Reporting techniques became more refined. Writers were now placing stories in their proper historical context, instead of writing about events in a vacuum. The newspaper business was, in short, becoming downright respectable and honorable. If an audience existed for well-ordered news stories written in a measured style, there was no need for a reporter to get his or her hands dirty in the muck of idle gossip and circulation-boosting stunts. By 1921, the New York Times, with a circulation of three hundred thousand (five hundred thousand for the Sunday edition), had proven that serious journalism could engage readers as effectively as yellow journalism.
But the lure of the gutter is eternal. In the late nineteenth century, William Randolph Hearst's New York Journal had supplanted Pulitzer's World as the foremost purveyor of populist reporting, with a staff that had been poached largely from the World itself. Although the Journal's overheated tone presaged the shrillness of supermarket tabloids, Hearst was not averse to hiring good writers who could leaven the junk with substance.
This impulse to mingle with the disenfranchised was strong among the more ambitious American journalists of the era. The rapid rise of modern capitalism at the turn of the century created a new class of protest writers, determined to record with documentary accuracy the indignities of those who dwelled on the margins. It also simply made for very good copy. Jack London put himself squarely at the center of his 1902 chronicle of lower-class London life, The People of the Abyss. Going undercover as a denizen of the East End of London, which at the time was the most depraved slum in the world, the San Francisco native experienced the stinging lash of social neglect. London's underworld is otherworldly; the notion of the abyss is used as a running metaphor throughout the book, the slum as an infernal black hole where no one escapes.
"I went down into the under-world of London with an attitude of mind which I may best liken to that of the explorer," London writes in the preface to The People of the Abyss. "Further, I took with me certain simple criteria with which to measure the life of the under-world. That which made for more life, for physical and spiritual health, was good; that which made for less life, which hurt, and dwarfed, and distorted life, was bad."
He found little that was good, and by the end of the book had no reason to think that conditions would improve, barring the complete abdication of the country's ruling class that had cruelly tamped down the East Enders. The People of the Abyss is advocacy journalism in the guise of a minutely observed chronicle of institutionalized despair.

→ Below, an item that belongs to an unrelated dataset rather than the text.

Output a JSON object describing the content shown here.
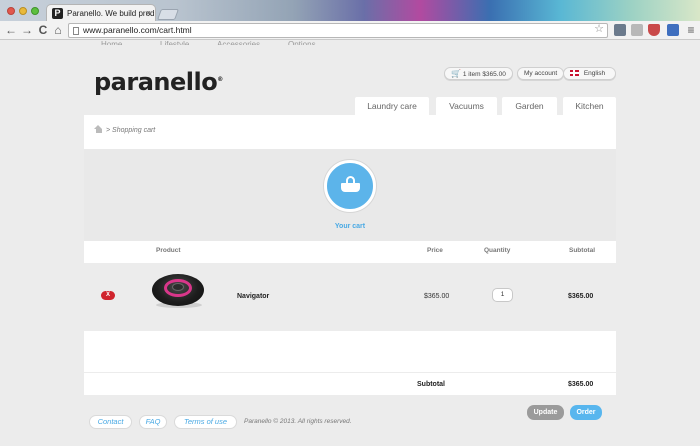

Eric Blair developed his social consciousness from a relatively privileged perch. As the son of an agent in the Opium Department of the Indian Civil Service, Blair and his family (which he once described as being "lower-middle-upper class") were inextricably linked to the British Empire and comfortably insulated from the deprivations of imperial India—even though the country's contrasts of gilt-edged Raj opulence and squalor were plainly visible.